* Exercise instructions
Please copy all of the entries exactly, but drop every picture.

* Records from a data source
.....
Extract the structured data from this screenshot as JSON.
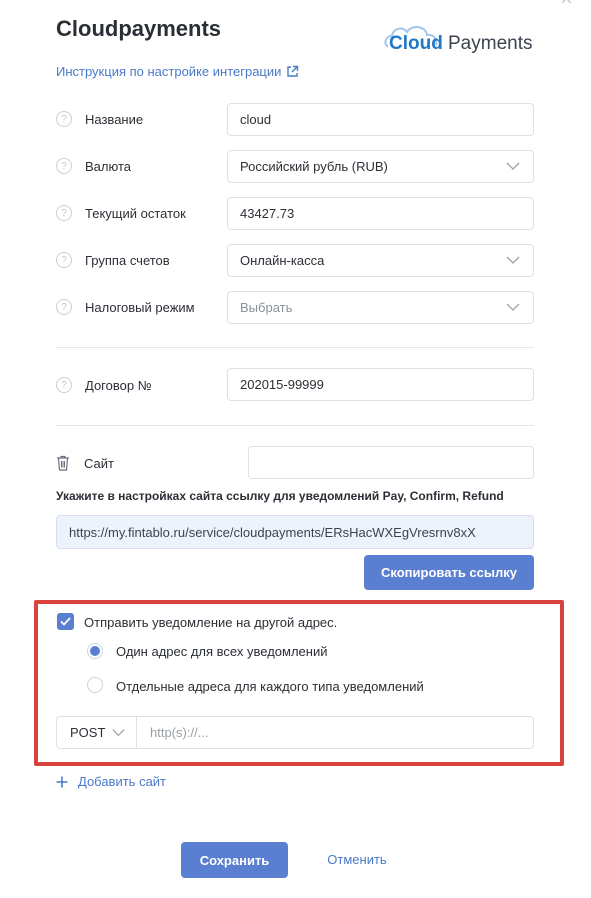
{
  "header": {
    "title": "Cloudpayments",
    "close_symbol": "×"
  },
  "logo": {
    "part1": "Cloud",
    "part2": "Payments"
  },
  "guide_link": "Инструкция по настройке интеграции",
  "fields": {
    "name": {
      "label": "Название",
      "value": "cloud"
    },
    "currency": {
      "label": "Валюта",
      "value": "Российский рубль (RUB)"
    },
    "balance": {
      "label": "Текущий остаток",
      "value": "43427.73"
    },
    "account_group": {
      "label": "Группа счетов",
      "value": "Онлайн-касса"
    },
    "tax_mode": {
      "label": "Налоговый режим",
      "placeholder": "Выбрать"
    },
    "contract": {
      "label": "Договор №",
      "value": "202015-99999"
    }
  },
  "site": {
    "label": "Сайт",
    "value": "",
    "hint": "Укажите в настройках сайта ссылку для уведомлений Pay, Confirm, Refund",
    "notify_url": "https://my.fintablo.ru/service/cloudpayments/ERsHacWXEgVresrnv8xX",
    "copy_button": "Скопировать ссылку"
  },
  "notify": {
    "checkbox_label": "Отправить уведомление на другой адрес.",
    "checked": true,
    "option_single": "Один адрес для всех уведомлений",
    "option_separate": "Отдельные адреса для каждого типа уведомлений",
    "selected_option": "single",
    "method": "POST",
    "url_placeholder": "http(s)://..."
  },
  "add_site": "Добавить сайт",
  "actions": {
    "save": "Сохранить",
    "cancel": "Отменить"
  },
  "colors": {
    "accent": "#5b7fd0",
    "link": "#4a79c9",
    "highlight_border": "#d9433d"
  }
}
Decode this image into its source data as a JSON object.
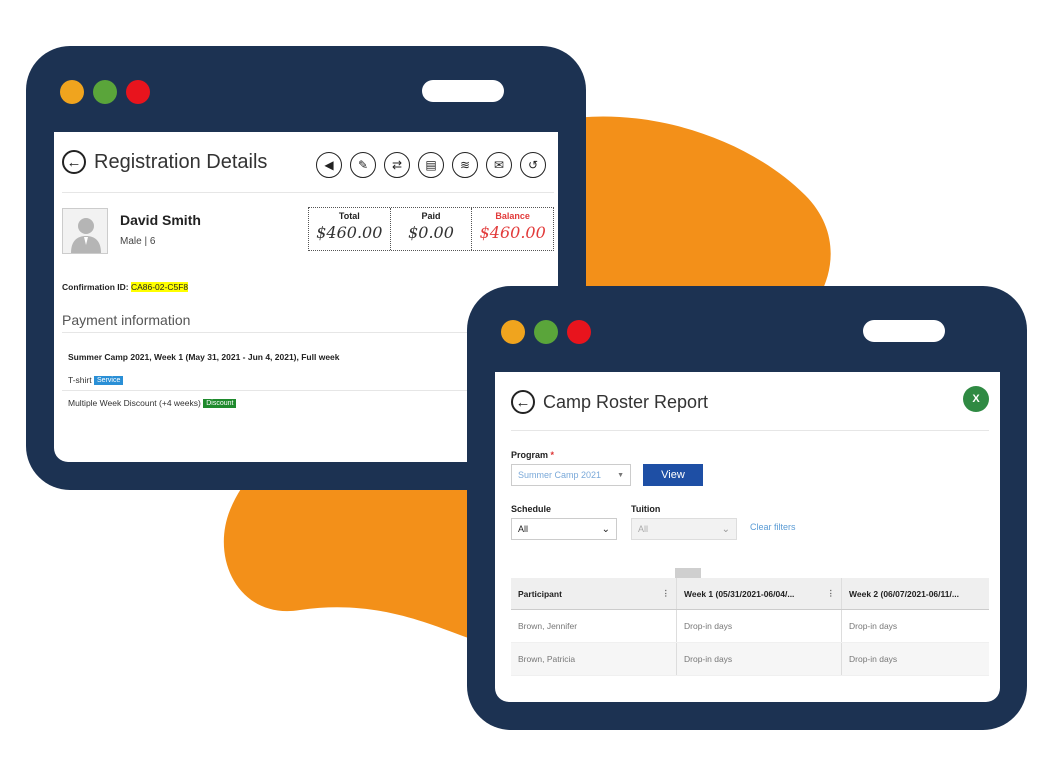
{
  "registration": {
    "title": "Registration Details",
    "toolbar": [
      "back-circle",
      "pencil",
      "swap",
      "document",
      "coins",
      "envelope",
      "history"
    ],
    "person": {
      "name": "David Smith",
      "meta": "Male | 6"
    },
    "totals": [
      {
        "label": "Total",
        "value": "$460.00"
      },
      {
        "label": "Paid",
        "value": "$0.00"
      },
      {
        "label": "Balance",
        "value": "$460.00"
      }
    ],
    "confirmation_label": "Confirmation ID:",
    "confirmation_id": "CA86-02-C5F8",
    "payment_heading": "Payment information",
    "camp_line": "Summer Camp 2021, Week 1 (May 31, 2021 - Jun 4, 2021), Full week",
    "items": [
      {
        "text": "T-shirt",
        "badge": "Service"
      },
      {
        "text": "Multiple Week Discount (+4 weeks)",
        "badge": "Discount"
      }
    ]
  },
  "report": {
    "title": "Camp Roster Report",
    "program_label": "Program",
    "program_required": "*",
    "program_value": "Summer Camp 2021",
    "view_label": "View",
    "schedule_label": "Schedule",
    "schedule_value": "All",
    "tuition_label": "Tuition",
    "tuition_value": "All",
    "clear_filters": "Clear filters",
    "columns": [
      "Participant",
      "Week 1 (05/31/2021-06/04/...",
      "Week 2 (06/07/2021-06/11/..."
    ],
    "rows": [
      [
        "Brown, Jennifer",
        "Drop-in days",
        "Drop-in days"
      ],
      [
        "Brown, Patricia",
        "Drop-in days",
        "Drop-in days"
      ]
    ]
  },
  "colors": {
    "frame": "#1c3252",
    "blob": "#f39019",
    "balance": "#e23b3b",
    "view_button": "#1e4fa5"
  }
}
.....
* Task response
Extract the structured data from this screenshot as JSON.
{
  "header": {
    "title": "Cloudpayments",
    "close_symbol": "×"
  },
  "logo": {
    "part1": "Cloud",
    "part2": "Payments"
  },
  "guide_link": "Инструкция по настройке интеграции",
  "fields": {
    "name": {
      "label": "Название",
      "value": "cloud"
    },
    "currency": {
      "label": "Валюта",
      "value": "Российский рубль (RUB)"
    },
    "balance": {
      "label": "Текущий остаток",
      "value": "43427.73"
    },
    "account_group": {
      "label": "Группа счетов",
      "value": "Онлайн-касса"
    },
    "tax_mode": {
      "label": "Налоговый режим",
      "placeholder": "Выбрать"
    },
    "contract": {
      "label": "Договор №",
      "value": "202015-99999"
    }
  },
  "site": {
    "label": "Сайт",
    "value": "",
    "hint": "Укажите в настройках сайта ссылку для уведомлений Pay, Confirm, Refund",
    "notify_url": "https://my.fintablo.ru/service/cloudpayments/ERsHacWXEgVresrnv8xX",
    "copy_button": "Скопировать ссылку"
  },
  "notify": {
    "checkbox_label": "Отправить уведомление на другой адрес.",
    "checked": true,
    "option_single": "Один адрес для всех уведомлений",
    "option_separate": "Отдельные адреса для каждого типа уведомлений",
    "selected_option": "single",
    "method": "POST",
    "url_placeholder": "http(s)://..."
  },
  "add_site": "Добавить сайт",
  "actions": {
    "save": "Сохранить",
    "cancel": "Отменить"
  },
  "colors": {
    "accent": "#5b7fd0",
    "link": "#4a79c9",
    "highlight_border": "#d9433d"
  }
}
Decode this image into its source data as a JSON object.
{
  "registration": {
    "title": "Registration Details",
    "toolbar": [
      "back-circle",
      "pencil",
      "swap",
      "document",
      "coins",
      "envelope",
      "history"
    ],
    "person": {
      "name": "David Smith",
      "meta": "Male | 6"
    },
    "totals": [
      {
        "label": "Total",
        "value": "$460.00"
      },
      {
        "label": "Paid",
        "value": "$0.00"
      },
      {
        "label": "Balance",
        "value": "$460.00"
      }
    ],
    "confirmation_label": "Confirmation ID:",
    "confirmation_id": "CA86-02-C5F8",
    "payment_heading": "Payment information",
    "camp_line": "Summer Camp 2021, Week 1 (May 31, 2021 - Jun 4, 2021), Full week",
    "items": [
      {
        "text": "T-shirt",
        "badge": "Service"
      },
      {
        "text": "Multiple Week Discount (+4 weeks)",
        "badge": "Discount"
      }
    ]
  },
  "report": {
    "title": "Camp Roster Report",
    "program_label": "Program",
    "program_required": "*",
    "program_value": "Summer Camp 2021",
    "view_label": "View",
    "schedule_label": "Schedule",
    "schedule_value": "All",
    "tuition_label": "Tuition",
    "tuition_value": "All",
    "clear_filters": "Clear filters",
    "columns": [
      "Participant",
      "Week 1 (05/31/2021-06/04/...",
      "Week 2 (06/07/2021-06/11/..."
    ],
    "rows": [
      [
        "Brown, Jennifer",
        "Drop-in days",
        "Drop-in days"
      ],
      [
        "Brown, Patricia",
        "Drop-in days",
        "Drop-in days"
      ]
    ]
  },
  "colors": {
    "frame": "#1c3252",
    "blob": "#f39019",
    "balance": "#e23b3b",
    "view_button": "#1e4fa5"
  }
}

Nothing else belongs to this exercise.